- [WHAT IS REQUIRED]
Every entry below should be printed exactly.
+++++
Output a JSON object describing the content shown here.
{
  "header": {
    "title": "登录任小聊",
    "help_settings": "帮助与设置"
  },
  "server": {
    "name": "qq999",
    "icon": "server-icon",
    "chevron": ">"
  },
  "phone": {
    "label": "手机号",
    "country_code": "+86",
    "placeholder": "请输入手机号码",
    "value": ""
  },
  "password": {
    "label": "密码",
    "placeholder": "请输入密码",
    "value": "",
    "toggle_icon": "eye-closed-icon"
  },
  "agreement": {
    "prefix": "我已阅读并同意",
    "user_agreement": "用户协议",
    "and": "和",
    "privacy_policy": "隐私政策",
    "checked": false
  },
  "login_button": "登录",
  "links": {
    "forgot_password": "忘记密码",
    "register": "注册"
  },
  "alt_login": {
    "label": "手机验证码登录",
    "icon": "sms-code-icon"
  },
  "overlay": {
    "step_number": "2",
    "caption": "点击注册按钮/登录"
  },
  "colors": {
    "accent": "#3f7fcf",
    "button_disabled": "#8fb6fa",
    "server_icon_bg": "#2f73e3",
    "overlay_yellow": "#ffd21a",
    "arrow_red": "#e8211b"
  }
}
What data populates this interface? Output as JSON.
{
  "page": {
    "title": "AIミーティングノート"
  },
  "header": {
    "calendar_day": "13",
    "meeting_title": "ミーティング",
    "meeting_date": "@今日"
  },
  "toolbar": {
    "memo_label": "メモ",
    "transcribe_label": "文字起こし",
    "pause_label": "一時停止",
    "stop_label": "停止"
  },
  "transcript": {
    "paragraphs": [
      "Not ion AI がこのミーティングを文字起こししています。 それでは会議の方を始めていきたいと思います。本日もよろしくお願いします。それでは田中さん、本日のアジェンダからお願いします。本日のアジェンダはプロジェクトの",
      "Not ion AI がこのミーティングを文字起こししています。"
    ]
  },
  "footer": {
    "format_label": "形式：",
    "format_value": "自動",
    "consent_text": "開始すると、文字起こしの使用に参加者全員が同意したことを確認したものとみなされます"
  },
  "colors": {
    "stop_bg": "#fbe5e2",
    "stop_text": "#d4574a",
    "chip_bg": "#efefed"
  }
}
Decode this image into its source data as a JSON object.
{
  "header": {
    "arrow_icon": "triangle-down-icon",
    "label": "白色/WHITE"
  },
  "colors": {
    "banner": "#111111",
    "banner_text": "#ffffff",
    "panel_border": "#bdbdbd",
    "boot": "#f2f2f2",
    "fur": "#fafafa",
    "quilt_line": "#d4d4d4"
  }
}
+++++
- [ANSWER SECTION]
Output a JSON object describing the content shown here.
{
  "header": {
    "title": "登录任小聊",
    "help_settings": "帮助与设置"
  },
  "server": {
    "name": "qq999",
    "icon": "server-icon",
    "chevron": ">"
  },
  "phone": {
    "label": "手机号",
    "country_code": "+86",
    "placeholder": "请输入手机号码",
    "value": ""
  },
  "password": {
    "label": "密码",
    "placeholder": "请输入密码",
    "value": "",
    "toggle_icon": "eye-closed-icon"
  },
  "agreement": {
    "prefix": "我已阅读并同意",
    "user_agreement": "用户协议",
    "and": "和",
    "privacy_policy": "隐私政策",
    "checked": false
  },
  "login_button": "登录",
  "links": {
    "forgot_password": "忘记密码",
    "register": "注册"
  },
  "alt_login": {
    "label": "手机验证码登录",
    "icon": "sms-code-icon"
  },
  "overlay": {
    "step_number": "2",
    "caption": "点击注册按钮/登录"
  },
  "colors": {
    "accent": "#3f7fcf",
    "button_disabled": "#8fb6fa",
    "server_icon_bg": "#2f73e3",
    "overlay_yellow": "#ffd21a",
    "arrow_red": "#e8211b"
  }
}
What data populates this interface? Output as JSON.
{
  "page": {
    "title": "AIミーティングノート"
  },
  "header": {
    "calendar_day": "13",
    "meeting_title": "ミーティング",
    "meeting_date": "@今日"
  },
  "toolbar": {
    "memo_label": "メモ",
    "transcribe_label": "文字起こし",
    "pause_label": "一時停止",
    "stop_label": "停止"
  },
  "transcript": {
    "paragraphs": [
      "Not ion AI がこのミーティングを文字起こししています。 それでは会議の方を始めていきたいと思います。本日もよろしくお願いします。それでは田中さん、本日のアジェンダからお願いします。本日のアジェンダはプロジェクトの",
      "Not ion AI がこのミーティングを文字起こししています。"
    ]
  },
  "footer": {
    "format_label": "形式：",
    "format_value": "自動",
    "consent_text": "開始すると、文字起こしの使用に参加者全員が同意したことを確認したものとみなされます"
  },
  "colors": {
    "stop_bg": "#fbe5e2",
    "stop_text": "#d4574a",
    "chip_bg": "#efefed"
  }
}
Decode this image into its source data as a JSON object.
{
  "header": {
    "arrow_icon": "triangle-down-icon",
    "label": "白色/WHITE"
  },
  "colors": {
    "banner": "#111111",
    "banner_text": "#ffffff",
    "panel_border": "#bdbdbd",
    "boot": "#f2f2f2",
    "fur": "#fafafa",
    "quilt_line": "#d4d4d4"
  }
}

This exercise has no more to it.